━━━ Data provided ━━━

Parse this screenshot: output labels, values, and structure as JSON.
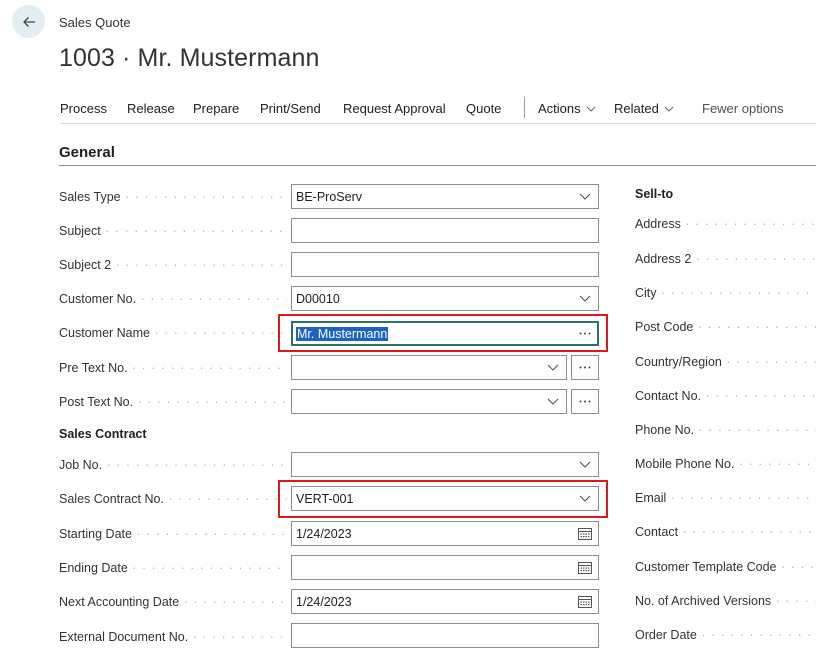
{
  "header": {
    "caption": "Sales Quote",
    "title": "1003 · Mr. Mustermann"
  },
  "actions": {
    "process": "Process",
    "release": "Release",
    "prepare": "Prepare",
    "print_send": "Print/Send",
    "request_approval": "Request Approval",
    "quote": "Quote",
    "actions_menu": "Actions",
    "related": "Related",
    "fewer_options": "Fewer options"
  },
  "general": {
    "title": "General",
    "sales_type": {
      "label": "Sales Type",
      "value": "BE-ProServ"
    },
    "subject": {
      "label": "Subject",
      "value": ""
    },
    "subject2": {
      "label": "Subject 2",
      "value": ""
    },
    "customer_no": {
      "label": "Customer No.",
      "value": "D00010"
    },
    "customer_name": {
      "label": "Customer Name",
      "value": "Mr. Mustermann"
    },
    "pre_text_no": {
      "label": "Pre Text No.",
      "value": ""
    },
    "post_text_no": {
      "label": "Post Text No.",
      "value": ""
    },
    "sales_contract_heading": "Sales Contract",
    "job_no": {
      "label": "Job No.",
      "value": ""
    },
    "sales_contract_no": {
      "label": "Sales Contract No.",
      "value": "VERT-001"
    },
    "starting_date": {
      "label": "Starting Date",
      "value": "1/24/2023"
    },
    "ending_date": {
      "label": "Ending Date",
      "value": ""
    },
    "next_accounting_date": {
      "label": "Next Accounting Date",
      "value": "1/24/2023"
    },
    "external_document_no": {
      "label": "External Document No.",
      "value": ""
    }
  },
  "sell_to": {
    "heading": "Sell-to",
    "labels": [
      "Address",
      "Address 2",
      "City",
      "Post Code",
      "Country/Region",
      "Contact No.",
      "Phone No.",
      "Mobile Phone No.",
      "Email",
      "Contact",
      "Customer Template Code",
      "No. of Archived Versions",
      "Order Date"
    ]
  },
  "colors": {
    "highlight": "#e0161d",
    "focus": "#2e6e6b",
    "selection": "#1b63c7",
    "back_button_bg": "#e3eef3"
  },
  "icons": {
    "back": "arrow-left-icon",
    "dropdown": "chevron-down-icon",
    "lookup": "ellipsis-icon",
    "date": "calendar-icon"
  }
}
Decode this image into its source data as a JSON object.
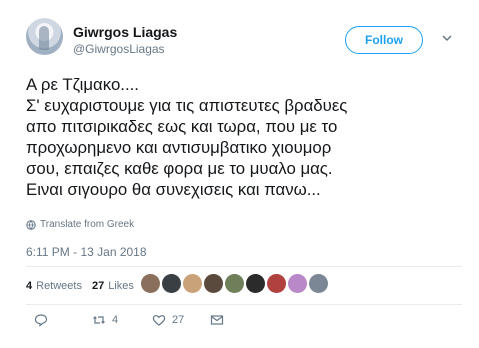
{
  "user": {
    "name": "Giwrgos Liagas",
    "handle": "@GiwrgosLiagas"
  },
  "header": {
    "follow_label": "Follow"
  },
  "tweet": {
    "text": "Α ρε Τζιμακο....\nΣ' ευχαριστουμε για τις απιστευτες βραδυες\nαπο πιτσιρικαδες εως και τωρα, που με το\nπροχωρημενο και αντισυμβατικο χιουμορ\nσου, επαιζες καθε φορα με το μυαλο μας.\nΕιναι σιγουρο θα συνεχισεις και πανω...",
    "translate_label": "Translate from Greek",
    "timestamp": "6:11 PM - 13 Jan 2018"
  },
  "stats": {
    "retweets_count": "4",
    "retweets_label": "Retweets",
    "likes_count": "27",
    "likes_label": "Likes"
  },
  "likers": [
    {
      "color": "#8a6f5c"
    },
    {
      "color": "#3a3f44"
    },
    {
      "color": "#c9a27a"
    },
    {
      "color": "#5a4a3e"
    },
    {
      "color": "#6f7f5a"
    },
    {
      "color": "#2b2b2b"
    },
    {
      "color": "#b0413e"
    },
    {
      "color": "#b888c8"
    },
    {
      "color": "#7b8794"
    }
  ],
  "actions": {
    "reply_count": "",
    "retweet_count": "4",
    "like_count": "27"
  },
  "colors": {
    "accent": "#1da1f2",
    "muted": "#657786",
    "text": "#14171a",
    "divider": "#e6ecf0"
  }
}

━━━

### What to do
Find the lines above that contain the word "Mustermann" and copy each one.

### Exercise answer
    "title": "1003 · Mr. Mustermann"
      "value": "Mr. Mustermann"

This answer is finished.